Neonatal Intracranial Hemorrhage with a Dramatic Outcome Due to Maternal Anti CD36 Antibodies
BloodCenter of Brittany EFS, HLA-HPA Laboratory, BP91614, 35016 Rennes Cedex, France
Héma-Québec, Laboratoire de Référence et des Cellules Souches, Saint-Laurent, QC H4R 2W7, Canada
Author to whom correspondence should be addressed.
Reports 2019, 2(1), 7; https://doi.org/10.3390/reports2010007
Received: 10 January 2019 / Accepted: 1 February 2019 / Published: 5 February 2019
(This article belongs to the Special Issue Case Reports in Pediatrics)

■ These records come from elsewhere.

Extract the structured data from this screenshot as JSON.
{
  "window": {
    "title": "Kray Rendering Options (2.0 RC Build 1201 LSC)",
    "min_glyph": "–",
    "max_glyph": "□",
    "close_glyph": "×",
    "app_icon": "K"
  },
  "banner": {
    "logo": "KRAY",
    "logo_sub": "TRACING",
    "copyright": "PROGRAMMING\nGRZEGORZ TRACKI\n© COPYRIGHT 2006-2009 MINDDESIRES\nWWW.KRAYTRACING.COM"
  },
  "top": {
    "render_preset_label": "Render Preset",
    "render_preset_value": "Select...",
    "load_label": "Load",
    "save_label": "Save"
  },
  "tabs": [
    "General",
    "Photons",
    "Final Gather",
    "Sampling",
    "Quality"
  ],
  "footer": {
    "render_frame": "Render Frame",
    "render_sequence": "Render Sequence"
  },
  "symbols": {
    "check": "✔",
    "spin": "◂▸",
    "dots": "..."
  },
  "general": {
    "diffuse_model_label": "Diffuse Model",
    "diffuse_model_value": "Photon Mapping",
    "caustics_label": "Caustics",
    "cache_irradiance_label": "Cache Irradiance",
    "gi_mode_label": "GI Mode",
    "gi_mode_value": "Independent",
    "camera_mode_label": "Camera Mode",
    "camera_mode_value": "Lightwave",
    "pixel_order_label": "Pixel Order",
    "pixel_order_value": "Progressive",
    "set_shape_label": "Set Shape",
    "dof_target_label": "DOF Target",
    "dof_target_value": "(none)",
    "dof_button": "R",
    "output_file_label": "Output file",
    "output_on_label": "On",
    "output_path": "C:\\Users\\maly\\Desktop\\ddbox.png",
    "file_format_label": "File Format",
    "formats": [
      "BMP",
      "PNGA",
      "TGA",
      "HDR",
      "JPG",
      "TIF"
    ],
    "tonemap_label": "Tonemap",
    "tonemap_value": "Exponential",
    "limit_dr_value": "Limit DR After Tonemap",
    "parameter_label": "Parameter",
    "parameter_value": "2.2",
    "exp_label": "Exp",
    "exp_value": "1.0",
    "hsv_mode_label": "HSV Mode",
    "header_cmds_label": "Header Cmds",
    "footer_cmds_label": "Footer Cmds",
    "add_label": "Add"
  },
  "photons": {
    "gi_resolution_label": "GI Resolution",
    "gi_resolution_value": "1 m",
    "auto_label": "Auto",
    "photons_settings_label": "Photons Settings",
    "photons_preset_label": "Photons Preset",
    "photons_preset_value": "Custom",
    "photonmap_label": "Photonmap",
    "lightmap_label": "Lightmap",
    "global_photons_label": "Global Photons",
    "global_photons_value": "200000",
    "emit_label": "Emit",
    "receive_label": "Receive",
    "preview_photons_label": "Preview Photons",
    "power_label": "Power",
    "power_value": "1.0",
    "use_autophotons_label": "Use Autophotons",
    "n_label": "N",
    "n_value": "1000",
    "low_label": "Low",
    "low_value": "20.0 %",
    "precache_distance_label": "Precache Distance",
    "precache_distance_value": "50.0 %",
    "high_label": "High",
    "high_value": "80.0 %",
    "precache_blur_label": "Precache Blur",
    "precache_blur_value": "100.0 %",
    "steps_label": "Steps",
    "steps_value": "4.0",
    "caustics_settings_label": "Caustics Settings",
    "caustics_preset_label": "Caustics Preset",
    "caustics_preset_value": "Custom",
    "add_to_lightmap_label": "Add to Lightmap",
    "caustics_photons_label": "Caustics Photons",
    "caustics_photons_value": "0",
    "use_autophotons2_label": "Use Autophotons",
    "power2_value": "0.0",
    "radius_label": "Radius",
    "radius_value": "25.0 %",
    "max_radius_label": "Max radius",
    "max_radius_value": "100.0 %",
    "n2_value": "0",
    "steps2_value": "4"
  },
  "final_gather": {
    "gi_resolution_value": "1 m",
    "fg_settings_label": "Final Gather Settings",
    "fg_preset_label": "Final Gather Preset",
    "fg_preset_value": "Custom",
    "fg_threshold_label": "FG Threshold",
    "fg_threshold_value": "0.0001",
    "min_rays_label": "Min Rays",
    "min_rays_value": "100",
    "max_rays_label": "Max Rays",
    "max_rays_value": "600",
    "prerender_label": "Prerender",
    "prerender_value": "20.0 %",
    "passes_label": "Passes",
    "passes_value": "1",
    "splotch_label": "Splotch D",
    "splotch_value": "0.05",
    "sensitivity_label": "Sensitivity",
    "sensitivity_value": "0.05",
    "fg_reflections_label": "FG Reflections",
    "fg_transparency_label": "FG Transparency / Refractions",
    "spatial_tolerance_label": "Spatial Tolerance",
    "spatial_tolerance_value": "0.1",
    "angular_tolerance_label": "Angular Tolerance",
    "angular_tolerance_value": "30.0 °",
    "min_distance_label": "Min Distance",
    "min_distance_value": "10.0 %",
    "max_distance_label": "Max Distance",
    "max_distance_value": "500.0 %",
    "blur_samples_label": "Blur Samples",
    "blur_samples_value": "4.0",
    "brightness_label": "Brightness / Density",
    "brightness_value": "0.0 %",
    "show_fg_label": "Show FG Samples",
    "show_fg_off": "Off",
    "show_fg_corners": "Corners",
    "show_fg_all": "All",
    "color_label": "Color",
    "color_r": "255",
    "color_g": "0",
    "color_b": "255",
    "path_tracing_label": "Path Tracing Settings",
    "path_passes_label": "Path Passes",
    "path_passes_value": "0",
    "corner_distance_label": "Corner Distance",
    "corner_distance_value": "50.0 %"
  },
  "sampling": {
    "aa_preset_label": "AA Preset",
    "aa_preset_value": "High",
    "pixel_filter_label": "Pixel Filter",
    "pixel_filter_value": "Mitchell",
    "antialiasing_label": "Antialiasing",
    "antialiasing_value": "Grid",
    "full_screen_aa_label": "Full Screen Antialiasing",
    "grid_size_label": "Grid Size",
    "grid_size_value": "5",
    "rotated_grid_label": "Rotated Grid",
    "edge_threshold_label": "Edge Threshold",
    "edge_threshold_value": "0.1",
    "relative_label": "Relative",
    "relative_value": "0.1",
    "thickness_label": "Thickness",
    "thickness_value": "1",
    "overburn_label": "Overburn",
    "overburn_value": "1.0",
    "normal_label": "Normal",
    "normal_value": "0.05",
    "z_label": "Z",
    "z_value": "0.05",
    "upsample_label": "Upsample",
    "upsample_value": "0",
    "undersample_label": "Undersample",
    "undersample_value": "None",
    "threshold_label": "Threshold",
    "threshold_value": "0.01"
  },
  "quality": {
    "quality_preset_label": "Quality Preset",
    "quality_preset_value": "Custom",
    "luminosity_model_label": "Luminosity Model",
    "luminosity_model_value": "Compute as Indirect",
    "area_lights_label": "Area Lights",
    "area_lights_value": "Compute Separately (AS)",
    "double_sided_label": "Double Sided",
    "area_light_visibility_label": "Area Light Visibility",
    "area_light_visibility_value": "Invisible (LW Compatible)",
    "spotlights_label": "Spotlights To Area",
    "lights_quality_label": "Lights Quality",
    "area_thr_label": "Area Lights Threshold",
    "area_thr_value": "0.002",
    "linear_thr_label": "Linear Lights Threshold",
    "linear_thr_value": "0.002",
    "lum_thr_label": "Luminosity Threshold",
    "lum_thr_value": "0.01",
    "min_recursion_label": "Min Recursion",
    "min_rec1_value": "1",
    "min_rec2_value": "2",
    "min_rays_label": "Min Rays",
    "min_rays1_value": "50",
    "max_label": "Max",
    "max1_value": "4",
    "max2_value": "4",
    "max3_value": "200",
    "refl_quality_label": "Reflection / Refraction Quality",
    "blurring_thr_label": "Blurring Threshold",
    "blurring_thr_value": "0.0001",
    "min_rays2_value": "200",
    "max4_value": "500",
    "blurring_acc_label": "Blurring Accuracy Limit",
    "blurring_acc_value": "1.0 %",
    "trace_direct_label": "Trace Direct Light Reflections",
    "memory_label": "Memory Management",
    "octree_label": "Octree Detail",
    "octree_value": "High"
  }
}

Fetal/neonatal allo-immune thrombocytopenia (FNAIT) results from maternal immunization against fetal platelet-specific antigens (HPA) inherited from the father. Most cases involve HPA located on glycoproteins (GP) IbIX, IaIIa and IIbIIIa. Iso-immunizations can also occur in the absence of expression of membrane proteins, such as GPIIb or GPIIIa in Glanzmann patients. CD36 (also called glycoprotein GPIV) deficiency is observed in 3 to 5% of Asian and African populations. We report here the case of a 41-year-old Canadian woman originated from Africa, who delivered a male dead new-born at 39 weeks of gestation. A massive intracranial haemorrhage was identified as being the obvious cause of death. No platelet antibody against GPIbIX, IaIIa, and IIbIIIa was identified by the gold-standard Monoclonal Antibody-specific Immobilization of Platelet Antigens (MAIPA) assay. Surprisingly, anti CD36 iso-antibodies were identified in the maternal serum with a new bead-based multiplex assay. The CD36 gene was sequenced for both parents, and a mutation was identified on Exon 10 of the mother’s CD36 gene, which was absent for the father: NM_000072.3:c.975T>G inducing a STOP codon at position 325 of the mature protein. The absence of CD36 expression on the mother’s platelets was confirmed by flow cytometry.